• **Exercise brief**:
Going through the entries below, copy out each line that contains "Opera".

• **Records for the task**:
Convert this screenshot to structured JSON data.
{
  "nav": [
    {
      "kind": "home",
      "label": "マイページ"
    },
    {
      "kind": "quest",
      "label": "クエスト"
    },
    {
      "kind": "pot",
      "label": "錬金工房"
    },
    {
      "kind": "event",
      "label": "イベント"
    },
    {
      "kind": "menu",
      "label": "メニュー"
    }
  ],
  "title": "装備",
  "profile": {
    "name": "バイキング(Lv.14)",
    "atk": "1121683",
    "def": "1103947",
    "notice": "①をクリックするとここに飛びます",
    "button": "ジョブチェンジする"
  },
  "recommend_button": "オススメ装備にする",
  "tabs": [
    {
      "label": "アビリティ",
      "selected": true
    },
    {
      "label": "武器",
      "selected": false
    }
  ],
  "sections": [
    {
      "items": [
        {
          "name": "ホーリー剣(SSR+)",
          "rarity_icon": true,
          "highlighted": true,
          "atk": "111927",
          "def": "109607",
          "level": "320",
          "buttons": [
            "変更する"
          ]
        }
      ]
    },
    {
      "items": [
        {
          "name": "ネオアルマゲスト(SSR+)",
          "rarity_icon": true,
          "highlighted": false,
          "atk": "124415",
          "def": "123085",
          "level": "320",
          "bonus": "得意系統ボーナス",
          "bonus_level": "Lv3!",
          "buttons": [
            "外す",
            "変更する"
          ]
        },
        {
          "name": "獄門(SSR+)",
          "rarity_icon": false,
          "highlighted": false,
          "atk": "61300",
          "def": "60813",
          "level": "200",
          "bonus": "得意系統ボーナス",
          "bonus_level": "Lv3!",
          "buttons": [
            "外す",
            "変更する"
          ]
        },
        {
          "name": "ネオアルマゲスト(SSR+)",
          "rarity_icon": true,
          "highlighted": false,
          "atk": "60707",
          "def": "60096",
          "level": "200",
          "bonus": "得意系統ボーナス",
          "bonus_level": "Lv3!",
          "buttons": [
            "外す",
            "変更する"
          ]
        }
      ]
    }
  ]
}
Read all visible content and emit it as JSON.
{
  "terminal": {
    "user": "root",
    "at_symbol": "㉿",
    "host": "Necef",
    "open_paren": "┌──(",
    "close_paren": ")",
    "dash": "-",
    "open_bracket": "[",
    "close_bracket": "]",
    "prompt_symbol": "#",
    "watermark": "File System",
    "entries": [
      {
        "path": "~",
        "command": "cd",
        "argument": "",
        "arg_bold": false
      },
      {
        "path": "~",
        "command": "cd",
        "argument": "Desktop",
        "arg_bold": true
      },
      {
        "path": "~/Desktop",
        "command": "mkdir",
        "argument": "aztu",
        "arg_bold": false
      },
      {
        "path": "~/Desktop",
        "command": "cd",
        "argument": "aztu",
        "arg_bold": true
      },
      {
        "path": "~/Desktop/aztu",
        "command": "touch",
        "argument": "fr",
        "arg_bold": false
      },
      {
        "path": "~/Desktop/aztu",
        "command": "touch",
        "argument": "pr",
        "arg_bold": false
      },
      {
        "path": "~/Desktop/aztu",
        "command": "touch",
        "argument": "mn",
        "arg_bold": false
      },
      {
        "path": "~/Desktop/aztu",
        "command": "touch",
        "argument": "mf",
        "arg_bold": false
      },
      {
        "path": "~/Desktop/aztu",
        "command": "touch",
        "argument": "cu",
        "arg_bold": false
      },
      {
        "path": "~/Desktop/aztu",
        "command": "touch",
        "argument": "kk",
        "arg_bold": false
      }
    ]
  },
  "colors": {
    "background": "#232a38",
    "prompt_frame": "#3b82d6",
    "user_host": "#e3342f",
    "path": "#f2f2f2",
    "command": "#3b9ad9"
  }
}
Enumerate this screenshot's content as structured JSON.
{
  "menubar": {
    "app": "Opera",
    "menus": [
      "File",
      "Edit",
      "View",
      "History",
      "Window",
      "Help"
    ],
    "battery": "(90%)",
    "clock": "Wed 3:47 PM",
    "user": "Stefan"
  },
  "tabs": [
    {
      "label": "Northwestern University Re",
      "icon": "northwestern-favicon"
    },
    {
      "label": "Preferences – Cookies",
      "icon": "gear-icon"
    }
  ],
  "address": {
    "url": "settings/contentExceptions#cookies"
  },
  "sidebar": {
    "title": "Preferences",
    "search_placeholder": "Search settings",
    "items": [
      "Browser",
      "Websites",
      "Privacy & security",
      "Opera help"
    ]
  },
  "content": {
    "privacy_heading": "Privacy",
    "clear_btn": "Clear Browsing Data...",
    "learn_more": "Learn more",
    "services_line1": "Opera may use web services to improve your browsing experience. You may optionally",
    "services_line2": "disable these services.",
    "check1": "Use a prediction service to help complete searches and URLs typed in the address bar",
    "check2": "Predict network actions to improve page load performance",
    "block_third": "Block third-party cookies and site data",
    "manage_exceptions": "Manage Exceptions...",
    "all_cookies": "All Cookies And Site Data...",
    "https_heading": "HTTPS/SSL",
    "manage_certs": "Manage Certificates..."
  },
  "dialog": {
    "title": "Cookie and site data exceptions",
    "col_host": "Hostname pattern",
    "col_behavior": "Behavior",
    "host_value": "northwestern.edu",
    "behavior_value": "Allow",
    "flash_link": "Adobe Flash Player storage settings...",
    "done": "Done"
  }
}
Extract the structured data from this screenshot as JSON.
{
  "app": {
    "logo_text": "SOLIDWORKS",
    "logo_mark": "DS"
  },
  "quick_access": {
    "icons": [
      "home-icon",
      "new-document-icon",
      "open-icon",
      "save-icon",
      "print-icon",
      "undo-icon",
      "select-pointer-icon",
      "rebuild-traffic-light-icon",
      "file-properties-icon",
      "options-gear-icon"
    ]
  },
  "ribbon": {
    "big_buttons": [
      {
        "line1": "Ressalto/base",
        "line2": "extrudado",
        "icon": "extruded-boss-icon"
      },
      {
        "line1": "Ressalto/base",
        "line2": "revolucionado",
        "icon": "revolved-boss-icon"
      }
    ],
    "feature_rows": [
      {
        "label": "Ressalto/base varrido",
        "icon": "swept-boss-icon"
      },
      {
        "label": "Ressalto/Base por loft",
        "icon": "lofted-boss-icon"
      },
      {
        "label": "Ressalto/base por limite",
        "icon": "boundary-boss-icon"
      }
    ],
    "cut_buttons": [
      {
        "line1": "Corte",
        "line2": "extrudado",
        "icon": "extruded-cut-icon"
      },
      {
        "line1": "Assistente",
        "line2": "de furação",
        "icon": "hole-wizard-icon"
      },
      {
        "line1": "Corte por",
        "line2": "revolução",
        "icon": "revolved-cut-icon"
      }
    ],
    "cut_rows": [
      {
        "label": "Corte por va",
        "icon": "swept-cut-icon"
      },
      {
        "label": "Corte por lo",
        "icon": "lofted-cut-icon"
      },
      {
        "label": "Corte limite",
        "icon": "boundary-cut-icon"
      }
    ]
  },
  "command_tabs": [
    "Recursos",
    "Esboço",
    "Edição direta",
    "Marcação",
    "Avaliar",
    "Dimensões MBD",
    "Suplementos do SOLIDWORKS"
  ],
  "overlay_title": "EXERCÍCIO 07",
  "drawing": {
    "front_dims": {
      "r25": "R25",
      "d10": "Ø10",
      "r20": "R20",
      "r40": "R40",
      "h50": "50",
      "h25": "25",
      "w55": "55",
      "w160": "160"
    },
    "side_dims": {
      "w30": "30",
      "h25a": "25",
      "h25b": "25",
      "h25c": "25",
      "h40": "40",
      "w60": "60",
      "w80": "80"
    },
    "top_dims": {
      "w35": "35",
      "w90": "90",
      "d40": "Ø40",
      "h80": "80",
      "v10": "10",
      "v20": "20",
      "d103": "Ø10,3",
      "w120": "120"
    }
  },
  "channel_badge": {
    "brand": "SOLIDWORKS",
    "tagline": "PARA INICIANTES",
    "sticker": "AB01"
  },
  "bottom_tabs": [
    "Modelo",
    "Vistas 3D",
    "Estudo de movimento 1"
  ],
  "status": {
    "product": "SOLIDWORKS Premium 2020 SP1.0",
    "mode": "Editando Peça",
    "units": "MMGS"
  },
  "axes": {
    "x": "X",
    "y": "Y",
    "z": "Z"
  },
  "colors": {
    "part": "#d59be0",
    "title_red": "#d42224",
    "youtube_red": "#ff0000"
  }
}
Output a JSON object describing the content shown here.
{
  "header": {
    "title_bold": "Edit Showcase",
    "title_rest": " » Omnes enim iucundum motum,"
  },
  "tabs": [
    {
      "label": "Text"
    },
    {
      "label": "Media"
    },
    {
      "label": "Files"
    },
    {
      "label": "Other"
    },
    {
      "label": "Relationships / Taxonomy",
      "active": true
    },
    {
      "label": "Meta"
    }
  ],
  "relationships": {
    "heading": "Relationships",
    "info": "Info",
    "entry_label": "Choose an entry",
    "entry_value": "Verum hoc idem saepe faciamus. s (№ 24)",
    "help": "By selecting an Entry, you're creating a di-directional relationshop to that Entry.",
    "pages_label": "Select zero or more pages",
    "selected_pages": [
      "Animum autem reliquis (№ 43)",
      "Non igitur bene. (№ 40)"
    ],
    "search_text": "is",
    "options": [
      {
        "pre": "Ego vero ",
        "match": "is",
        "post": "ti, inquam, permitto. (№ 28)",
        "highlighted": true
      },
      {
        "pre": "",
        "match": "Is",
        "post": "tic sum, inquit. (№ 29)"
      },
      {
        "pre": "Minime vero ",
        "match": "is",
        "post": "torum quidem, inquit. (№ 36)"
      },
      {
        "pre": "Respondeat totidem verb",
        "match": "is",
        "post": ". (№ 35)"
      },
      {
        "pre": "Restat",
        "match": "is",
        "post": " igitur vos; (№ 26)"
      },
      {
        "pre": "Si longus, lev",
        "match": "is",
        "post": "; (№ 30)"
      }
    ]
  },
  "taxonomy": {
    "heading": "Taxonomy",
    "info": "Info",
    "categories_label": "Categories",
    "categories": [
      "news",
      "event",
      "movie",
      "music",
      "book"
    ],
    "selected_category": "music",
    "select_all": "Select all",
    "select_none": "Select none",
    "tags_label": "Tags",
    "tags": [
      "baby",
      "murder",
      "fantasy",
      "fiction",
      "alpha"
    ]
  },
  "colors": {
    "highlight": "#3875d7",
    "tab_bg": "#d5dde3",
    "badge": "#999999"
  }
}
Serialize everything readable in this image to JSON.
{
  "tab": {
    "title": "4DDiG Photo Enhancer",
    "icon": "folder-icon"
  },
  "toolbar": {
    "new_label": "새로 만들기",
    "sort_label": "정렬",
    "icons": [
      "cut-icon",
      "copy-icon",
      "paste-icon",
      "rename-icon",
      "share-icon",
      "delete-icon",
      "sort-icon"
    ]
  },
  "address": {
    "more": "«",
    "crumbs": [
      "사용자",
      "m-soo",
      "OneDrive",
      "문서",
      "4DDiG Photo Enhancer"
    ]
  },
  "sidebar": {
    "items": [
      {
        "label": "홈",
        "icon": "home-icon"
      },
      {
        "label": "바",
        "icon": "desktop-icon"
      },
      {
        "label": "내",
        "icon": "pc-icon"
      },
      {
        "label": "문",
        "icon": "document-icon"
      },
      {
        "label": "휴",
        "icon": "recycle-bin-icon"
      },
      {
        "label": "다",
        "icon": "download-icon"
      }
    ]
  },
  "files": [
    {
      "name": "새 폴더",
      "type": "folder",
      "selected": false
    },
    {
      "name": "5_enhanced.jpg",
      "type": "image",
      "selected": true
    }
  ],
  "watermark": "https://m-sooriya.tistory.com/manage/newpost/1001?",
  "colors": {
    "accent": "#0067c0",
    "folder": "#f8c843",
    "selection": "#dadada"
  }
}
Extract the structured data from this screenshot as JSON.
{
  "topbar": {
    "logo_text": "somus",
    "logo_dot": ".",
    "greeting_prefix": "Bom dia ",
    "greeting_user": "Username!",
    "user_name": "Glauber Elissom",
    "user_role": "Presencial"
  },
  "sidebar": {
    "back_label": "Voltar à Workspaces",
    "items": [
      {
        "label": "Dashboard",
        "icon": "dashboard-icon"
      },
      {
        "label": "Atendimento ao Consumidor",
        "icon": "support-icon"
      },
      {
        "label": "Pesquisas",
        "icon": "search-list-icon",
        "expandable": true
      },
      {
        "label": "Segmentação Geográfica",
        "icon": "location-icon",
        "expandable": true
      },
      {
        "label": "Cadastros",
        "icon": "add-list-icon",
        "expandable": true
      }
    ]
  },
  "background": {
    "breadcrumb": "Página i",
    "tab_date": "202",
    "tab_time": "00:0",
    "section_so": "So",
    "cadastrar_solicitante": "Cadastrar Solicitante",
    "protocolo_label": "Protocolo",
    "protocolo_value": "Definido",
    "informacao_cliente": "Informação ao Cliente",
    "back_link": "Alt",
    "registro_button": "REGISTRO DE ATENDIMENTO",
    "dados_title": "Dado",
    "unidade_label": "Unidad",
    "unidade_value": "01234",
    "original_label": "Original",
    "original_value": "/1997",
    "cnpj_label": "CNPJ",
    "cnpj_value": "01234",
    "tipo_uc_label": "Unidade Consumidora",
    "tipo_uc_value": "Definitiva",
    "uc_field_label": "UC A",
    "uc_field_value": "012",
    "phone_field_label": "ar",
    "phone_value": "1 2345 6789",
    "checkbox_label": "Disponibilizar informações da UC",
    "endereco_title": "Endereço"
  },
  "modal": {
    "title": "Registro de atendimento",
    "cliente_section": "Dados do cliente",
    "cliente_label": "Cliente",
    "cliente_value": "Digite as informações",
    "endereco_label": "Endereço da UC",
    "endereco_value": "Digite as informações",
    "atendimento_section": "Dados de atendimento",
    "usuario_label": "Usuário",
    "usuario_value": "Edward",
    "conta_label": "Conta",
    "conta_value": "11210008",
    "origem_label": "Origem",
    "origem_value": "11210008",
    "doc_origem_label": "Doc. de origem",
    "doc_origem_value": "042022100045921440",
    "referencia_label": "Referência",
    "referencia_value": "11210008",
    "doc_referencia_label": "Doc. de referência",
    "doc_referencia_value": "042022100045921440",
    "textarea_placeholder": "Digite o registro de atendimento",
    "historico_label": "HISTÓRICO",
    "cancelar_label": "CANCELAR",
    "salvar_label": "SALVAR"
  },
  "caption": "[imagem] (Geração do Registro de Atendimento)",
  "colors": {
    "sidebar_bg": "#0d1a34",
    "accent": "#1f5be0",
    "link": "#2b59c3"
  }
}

• **Exercise output**:
    "app": "Opera",
      "Opera help"
    "services_line1": "Opera may use web services to improve your browsing experience. You may optionally",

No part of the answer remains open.